The family of a factory worker are appealing for his former colleagues to come forward with information regarding the use of asbestos at ‘Chloride’ factories in the 1960s-1980s following his recent death from an asbestos related cancer, mesothelioma.
Posted on 28 October 2022
Peter Kirkman, from Lytham St Annes, Lancashire, died in 2022 aged 81 following his mesothelioma diagnosis in 2021. He was the main carer for his wife Elizabeth which became increasingly difficult as his health declined.
Peter began working for the battery company known as ‘Chloride’ in 1966 at their Clifton site, near Swinton, Greater Manchester. He also spent some time working at another of the company’s sites in Over Hulton and worked for the company until 1988. He believed that he may have been exposed to asbestos for the duration of his employment at Chloride.
Chloride was involved in making batteries and was known by various names including ‘Chloride Industrial Batteries Limited’, ‘Electric Power Storage Limited’, ‘Industrial Batteries Limited’ and ‘Chloride Motive Power.’
Peter began working in quality control on the shop floor and in the ‘Torpedo Lab’. He later became an inspector, and finally a chemist.
Peter and Elizabeth Kirkman.
Peter believed that most of the asbestos exposure took place at Chloride’s factory in Clifton (specifically Clifton Junction). He believed he was exposed on the shop floor when pipe repairs were carried out. He was also have been exposed in the labs due to asbestos being used in tripod gauze.

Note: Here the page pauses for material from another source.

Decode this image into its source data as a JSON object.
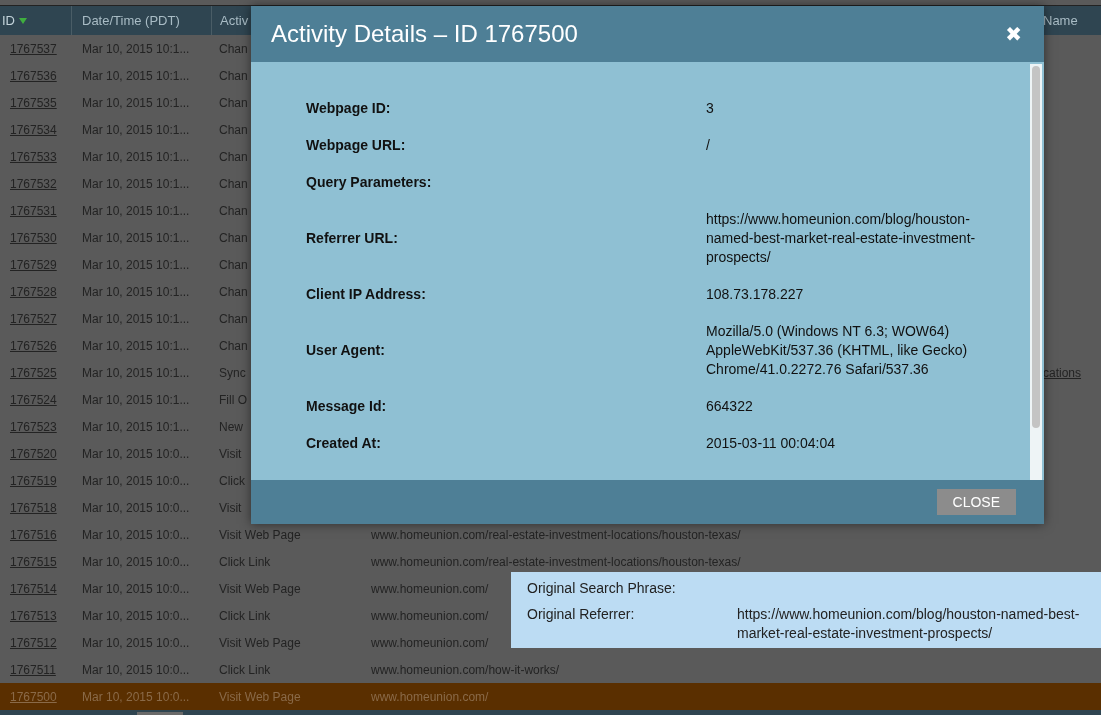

The factory at Clifton Junction had a large tube oven with painted pipes which were lagged with asbestos. The lagging on the pipes looked like plaster of Paris and was dry and brittle due to the heat. Repairs were carried out on the pipes on a regular basis by repairmen. Peter worked regularly in the same areas where repairs were being carried out and he saw dust and fragments of asbestos falling from the pipes while they were being worked on. The repairmen hit the lagging with hammers and chisels, sending fragments of asbestos dust and debris into the air and on to the floor.
During his time in the laboratory, Peter regularly used white-coloured asbestos mats when working with Bunsen burners and hot objects. Peter repositioned and relocated these mats and recalls that the edges of the asbestos mats crumbled with use. The act of interfering with broken and frayed asbestos mats caused Peter to be exposed to asbestos dust and fibres at close proximity. When the mats were particularly old, they cracked, further increasing the amount of exposure.
During his time in the lab Peter also used a fine wire gauze which contained an asbestos circle in its centre. He handled these gauzes on most working days. Peter also recalls working in the vicinity of fume cupboards which were likely made with asbestos sheets.
Peter was not provided with any adequate mask or respiratory protection to protect him from the dust. Also, he was not given any advice concerning measures that ought to have been taken to reduce the risk of inhaling asbestos dust and fibres, and no one warned him about the dangers of working with asbestos.
Peter began experiencing asbestos-related disease symptoms in 2018 and was diagnosed with mesothelioma in July 2021.
“We wish to hear from witnesses who may have worked with Peter and/or can give us further information on the presence of asbestos at the company’s sites in Clifton in Greater Manchester and Over Hulton, near Bolton. This information can relate to lagged pipes, asbestos gauze on tripods, or any other relevant information concerning asbestos exposure at the factories.
“Any relevant information will help Peter’s family’s legal claim.”
If you can provide any information that would support the claim, please contact Kevin Johnson on 0161 393 3588 or email@example.com